The good news is that some FTSE 100 shares are forecast to deliver 5%+ dividend yields in 2021. Among them are Aviva (LON:AV.), Vodafone (LON:VOD) and SSE (LON:SSE). Here’s why I think they offer sound income prospects as part of a diverse portfolio of shares.
Vodafone’s resilient dividend prospects
Vodafone is forecast to yield just over 6% next year. Its recent performance has been fairly robust. A 2.3% revenue decline in the first half of the year was within its expectations, while it reaffirmed cash flow guidance for 2021. This indicates that it is on track to make dividend payments as expected over the medium term.
Longer term, the company is focusing in areas such as rolling out 5G in an efficient manner through utilising network sharing partnerships. It is also investing in digitisation to simplify its operations, while seeking to capture a growing share of the fixed broadband market. This latter opportunity may be eased by its mobile presence, with cross-selling opportunities on offer.
SSE’s dividend growth plans
SSE is forecast to yield just under 6% next year.
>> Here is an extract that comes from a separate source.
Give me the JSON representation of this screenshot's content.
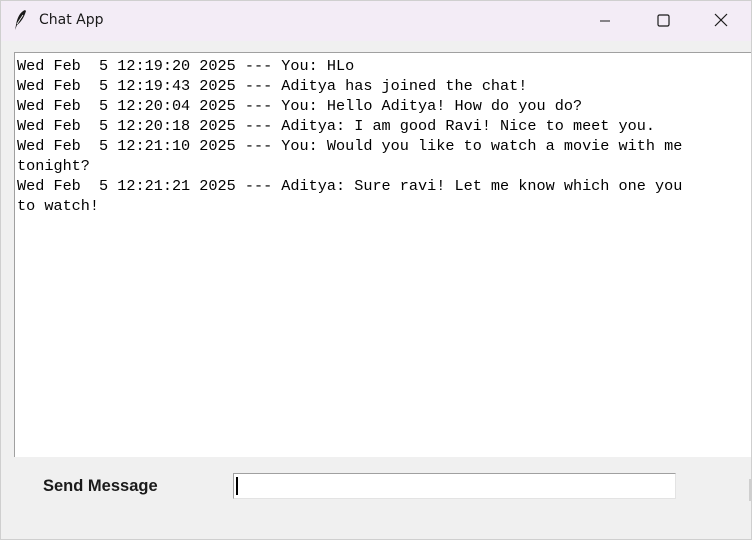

I like the stock from an income perspective for two main reasons.
First, its shift towards renewable assets and away from domestic energy supply could help it to become more relevant in the green recovery from Covid-19. Second, it plans to raise dividends at the same pace as inflation over the next few years. This may not seem appealing at the moment while inflation is just 0.7%. However, the UK’s forecast economic growth rate of 6% in 2021 and the Bank of England’s monetary policy stance may force inflation higher.
SSE’s quarterly performance continues to be weather-dependent. It may provide less resilience than other utility stocks. However, its ambitious capex plans could add value for shareholders over the long run.
Aviva’s new era
In my view, Aviva is at the start of a new era. Under new management, it is making asset disposals as it refocuses on key markets where it has an obvious competitive advantage. This will inevitably mean some disjointed performance in the short run, but may produce a more streamlined business in the long term.
The insurance specialist is expected to yield 7.5% next year. Under a revised dividend policy, its shareholder payments could increase at a slower pace over the next few years as Aviva replenishes capital and strengthens its finances. Over the long term, I think its new strategy will aid financial performance and may have a positive effect on dividends.